Records drawn from a dataset
#####

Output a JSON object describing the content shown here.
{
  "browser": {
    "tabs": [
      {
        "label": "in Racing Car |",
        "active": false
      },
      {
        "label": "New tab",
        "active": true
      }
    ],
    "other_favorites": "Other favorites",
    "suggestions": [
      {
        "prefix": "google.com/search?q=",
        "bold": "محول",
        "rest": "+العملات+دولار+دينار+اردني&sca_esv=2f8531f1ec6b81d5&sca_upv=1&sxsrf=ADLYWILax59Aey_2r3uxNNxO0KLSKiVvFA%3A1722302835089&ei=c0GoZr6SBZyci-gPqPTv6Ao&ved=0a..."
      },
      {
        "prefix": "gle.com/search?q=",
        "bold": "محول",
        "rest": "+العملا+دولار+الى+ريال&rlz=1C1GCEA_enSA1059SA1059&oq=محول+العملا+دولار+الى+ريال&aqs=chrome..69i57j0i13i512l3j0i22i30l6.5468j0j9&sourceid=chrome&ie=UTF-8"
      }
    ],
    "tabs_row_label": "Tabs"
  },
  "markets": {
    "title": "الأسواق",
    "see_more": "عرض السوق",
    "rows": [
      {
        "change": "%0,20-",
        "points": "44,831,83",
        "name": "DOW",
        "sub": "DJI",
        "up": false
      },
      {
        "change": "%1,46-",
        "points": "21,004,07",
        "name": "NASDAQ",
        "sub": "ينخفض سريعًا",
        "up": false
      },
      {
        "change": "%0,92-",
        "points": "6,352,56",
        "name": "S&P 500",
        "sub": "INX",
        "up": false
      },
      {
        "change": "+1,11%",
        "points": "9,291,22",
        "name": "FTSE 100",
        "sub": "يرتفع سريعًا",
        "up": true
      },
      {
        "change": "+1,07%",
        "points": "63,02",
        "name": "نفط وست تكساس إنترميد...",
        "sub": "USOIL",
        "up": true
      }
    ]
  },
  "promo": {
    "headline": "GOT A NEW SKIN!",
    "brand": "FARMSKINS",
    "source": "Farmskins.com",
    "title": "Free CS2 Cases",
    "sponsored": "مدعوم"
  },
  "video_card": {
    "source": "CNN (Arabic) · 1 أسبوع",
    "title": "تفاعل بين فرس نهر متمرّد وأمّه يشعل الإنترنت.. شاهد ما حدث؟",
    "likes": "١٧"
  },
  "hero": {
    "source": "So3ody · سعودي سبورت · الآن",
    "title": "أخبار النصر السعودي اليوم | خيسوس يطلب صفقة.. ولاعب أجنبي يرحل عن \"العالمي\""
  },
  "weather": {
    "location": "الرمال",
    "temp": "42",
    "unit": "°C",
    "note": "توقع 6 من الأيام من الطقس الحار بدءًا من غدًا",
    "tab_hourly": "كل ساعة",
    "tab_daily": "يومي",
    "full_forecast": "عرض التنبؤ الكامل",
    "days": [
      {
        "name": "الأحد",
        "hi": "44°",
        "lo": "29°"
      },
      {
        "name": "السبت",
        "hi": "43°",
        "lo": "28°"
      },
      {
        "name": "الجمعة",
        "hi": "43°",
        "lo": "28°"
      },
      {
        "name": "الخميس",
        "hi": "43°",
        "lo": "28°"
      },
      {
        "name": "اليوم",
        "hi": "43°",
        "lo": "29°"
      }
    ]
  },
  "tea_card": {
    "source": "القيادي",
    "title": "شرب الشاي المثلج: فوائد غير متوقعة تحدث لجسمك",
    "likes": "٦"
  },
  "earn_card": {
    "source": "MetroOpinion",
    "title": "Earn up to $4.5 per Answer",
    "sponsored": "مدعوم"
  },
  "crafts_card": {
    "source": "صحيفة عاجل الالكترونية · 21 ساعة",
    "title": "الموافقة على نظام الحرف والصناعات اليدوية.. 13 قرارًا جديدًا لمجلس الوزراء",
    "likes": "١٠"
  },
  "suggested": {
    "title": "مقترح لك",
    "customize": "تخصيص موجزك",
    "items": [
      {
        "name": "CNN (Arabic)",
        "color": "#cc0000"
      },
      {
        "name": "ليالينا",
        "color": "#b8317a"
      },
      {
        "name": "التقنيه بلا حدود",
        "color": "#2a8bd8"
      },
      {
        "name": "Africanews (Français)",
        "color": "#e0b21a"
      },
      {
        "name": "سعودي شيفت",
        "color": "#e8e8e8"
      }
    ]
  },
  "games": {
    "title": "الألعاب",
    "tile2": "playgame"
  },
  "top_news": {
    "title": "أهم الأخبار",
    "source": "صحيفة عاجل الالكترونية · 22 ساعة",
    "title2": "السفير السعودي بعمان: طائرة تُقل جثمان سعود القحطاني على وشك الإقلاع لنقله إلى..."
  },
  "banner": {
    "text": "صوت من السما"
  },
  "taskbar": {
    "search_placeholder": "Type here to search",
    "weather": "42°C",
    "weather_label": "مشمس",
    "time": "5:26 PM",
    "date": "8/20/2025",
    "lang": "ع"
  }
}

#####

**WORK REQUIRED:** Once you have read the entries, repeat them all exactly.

**REPLY TO THE TASK:**
Output a JSON object describing the content shown here.
{
  "browser": {
    "tabs": [
      {
        "label": "in Racing Car |",
        "active": false
      },
      {
        "label": "New tab",
        "active": true
      }
    ],
    "other_favorites": "Other favorites",
    "suggestions": [
      {
        "prefix": "google.com/search?q=",
        "bold": "محول",
        "rest": "+العملات+دولار+دينار+اردني&sca_esv=2f8531f1ec6b81d5&sca_upv=1&sxsrf=ADLYWILax59Aey_2r3uxNNxO0KLSKiVvFA%3A1722302835089&ei=c0GoZr6SBZyci-gPqPTv6Ao&ved=0a..."
      },
      {
        "prefix": "gle.com/search?q=",
        "bold": "محول",
        "rest": "+العملا+دولار+الى+ريال&rlz=1C1GCEA_enSA1059SA1059&oq=محول+العملا+دولار+الى+ريال&aqs=chrome..69i57j0i13i512l3j0i22i30l6.5468j0j9&sourceid=chrome&ie=UTF-8"
      }
    ],
    "tabs_row_label": "Tabs"
  },
  "markets": {
    "title": "الأسواق",
    "see_more": "عرض السوق",
    "rows": [
      {
        "change": "%0,20-",
        "points": "44,831,83",
        "name": "DOW",
        "sub": "DJI",
        "up": false
      },
      {
        "change": "%1,46-",
        "points": "21,004,07",
        "name": "NASDAQ",
        "sub": "ينخفض سريعًا",
        "up": false
      },
      {
        "change": "%0,92-",
        "points": "6,352,56",
        "name": "S&P 500",
        "sub": "INX",
        "up": false
      },
      {
        "change": "+1,11%",
        "points": "9,291,22",
        "name": "FTSE 100",
        "sub": "يرتفع سريعًا",
        "up": true
      },
      {
        "change": "+1,07%",
        "points": "63,02",
        "name": "نفط وست تكساس إنترميد...",
        "sub": "USOIL",
        "up": true
      }
    ]
  },
  "promo": {
    "headline": "GOT A NEW SKIN!",
    "brand": "FARMSKINS",
    "source": "Farmskins.com",
    "title": "Free CS2 Cases",
    "sponsored": "مدعوم"
  },
  "video_card": {
    "source": "CNN (Arabic) · 1 أسبوع",
    "title": "تفاعل بين فرس نهر متمرّد وأمّه يشعل الإنترنت.. شاهد ما حدث؟",
    "likes": "١٧"
  },
  "hero": {
    "source": "So3ody · سعودي سبورت · الآن",
    "title": "أخبار النصر السعودي اليوم | خيسوس يطلب صفقة.. ولاعب أجنبي يرحل عن \"العالمي\""
  },
  "weather": {
    "location": "الرمال",
    "temp": "42",
    "unit": "°C",
    "note": "توقع 6 من الأيام من الطقس الحار بدءًا من غدًا",
    "tab_hourly": "كل ساعة",
    "tab_daily": "يومي",
    "full_forecast": "عرض التنبؤ الكامل",
    "days": [
      {
        "name": "الأحد",
        "hi": "44°",
        "lo": "29°"
      },
      {
        "name": "السبت",
        "hi": "43°",
        "lo": "28°"
      },
      {
        "name": "الجمعة",
        "hi": "43°",
        "lo": "28°"
      },
      {
        "name": "الخميس",
        "hi": "43°",
        "lo": "28°"
      },
      {
        "name": "اليوم",
        "hi": "43°",
        "lo": "29°"
      }
    ]
  },
  "tea_card": {
    "source": "القيادي",
    "title": "شرب الشاي المثلج: فوائد غير متوقعة تحدث لجسمك",
    "likes": "٦"
  },
  "earn_card": {
    "source": "MetroOpinion",
    "title": "Earn up to $4.5 per Answer",
    "sponsored": "مدعوم"
  },
  "crafts_card": {
    "source": "صحيفة عاجل الالكترونية · 21 ساعة",
    "title": "الموافقة على نظام الحرف والصناعات اليدوية.. 13 قرارًا جديدًا لمجلس الوزراء",
    "likes": "١٠"
  },
  "suggested": {
    "title": "مقترح لك",
    "customize": "تخصيص موجزك",
    "items": [
      {
        "name": "CNN (Arabic)",
        "color": "#cc0000"
      },
      {
        "name": "ليالينا",
        "color": "#b8317a"
      },
      {
        "name": "التقنيه بلا حدود",
        "color": "#2a8bd8"
      },
      {
        "name": "Africanews (Français)",
        "color": "#e0b21a"
      },
      {
        "name": "سعودي شيفت",
        "color": "#e8e8e8"
      }
    ]
  },
  "games": {
    "title": "الألعاب",
    "tile2": "playgame"
  },
  "top_news": {
    "title": "أهم الأخبار",
    "source": "صحيفة عاجل الالكترونية · 22 ساعة",
    "title2": "السفير السعودي بعمان: طائرة تُقل جثمان سعود القحطاني على وشك الإقلاع لنقله إلى..."
  },
  "banner": {
    "text": "صوت من السما"
  },
  "taskbar": {
    "search_placeholder": "Type here to search",
    "weather": "42°C",
    "weather_label": "مشمس",
    "time": "5:26 PM",
    "date": "8/20/2025",
    "lang": "ع"
  }
}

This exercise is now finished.